In comparison, blocking e-mail spam is, for AOL, a major selling point. AOL does not block bulk e-mailers (many of which are legitimate) on a whim. Every e-mail rejected by AOL is bounced with a notification to the sender, and there are detailed instructions to bulk e-mailers as to what they need to do to avoid running afoul of AOL’s filters. There is a way to contact AOL to remove oneself from the block list, if one is legitimate. The whole process is transparent.

It is clear that a legitimate spam cop cannot block spoofers, since any search for a non-infringing file would be unmolested by spoofs, yet it appears that LimeWire does block MediaDefender. In fact, LimeWire appears to be quietly promising to do so, when it says that it protects against “unwanted sharing”, whatever that is.

Lastly, it appears that LimeWire’s statements in court conceal what it is doing.

As we mentioned in the first post, there is an ongoing case, Arista v Lime Group. In its motion for Summary Judgement, LimeWire states

Likewise, LW does not have the ability to control the manner in which users employ the LimeWire software. Unlike the Napster defendants, LW does not maintain central servers containing files or indices of files. … LW’s system is like that analysed by the Ninth Circuit in Grokster, “truly decentralized”. … LW no more controls the actions of its customers than do any of the thousands of companies that provide hardware or other software used in connection with the internet.

This omits any discussion of LimeWire’s centralized block list. LW assuredly does control the manner in which LimeWire users employ the LimeWire software, because if a site is added to the IP block list, it is no longer visible to most LimeWire users. This is very far from the normal situation applying in other software used in connection with the internet.

Moreover, the plaintiffs’ attorneys appear to be unaware of the blocking of spoofs, as their reply motion makes no mention of it (nor the other hidden features of LimeWire software discussed yesterday).

While it might be possible to run a legitimate spam-blocking service for P2P networks, it would look rather different from what LimeWire is doing.

Conclusion

The best way to regulate filesharing effectively is to analyze the various players’ roles on free-speech grounds. The individual filesharers (when they share infringing material) are certainly violating the law, but in a small way that probably can’t be reasonably controlled. The publishers of the software that allows the network to run (including LimeWire) are exercising free speech – the fact that their code can be made to do something illegal should be irrelevant. However, LimeWire is facilitating infringing because of the way it runs its IP block list. If LimeWire were shut down, the gnutella network become useless for downloading infringing music.

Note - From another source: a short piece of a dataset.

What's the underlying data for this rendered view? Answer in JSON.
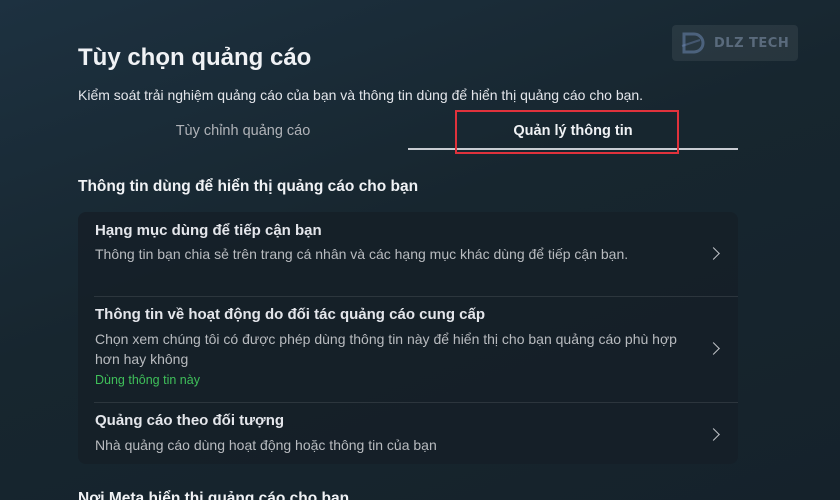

Because of their actions to keep the network safe for infringers – their “acting in concert” – LimeWire should be liable for contributory infringement.

This course will avoid free speech restrictions that trouble many. In terms of preventing infringing, it also will be far more productive than trying to target the small fish. It is an effective measure that respects rights.

[This series of posts has been a somewhat shortened version of an article here.]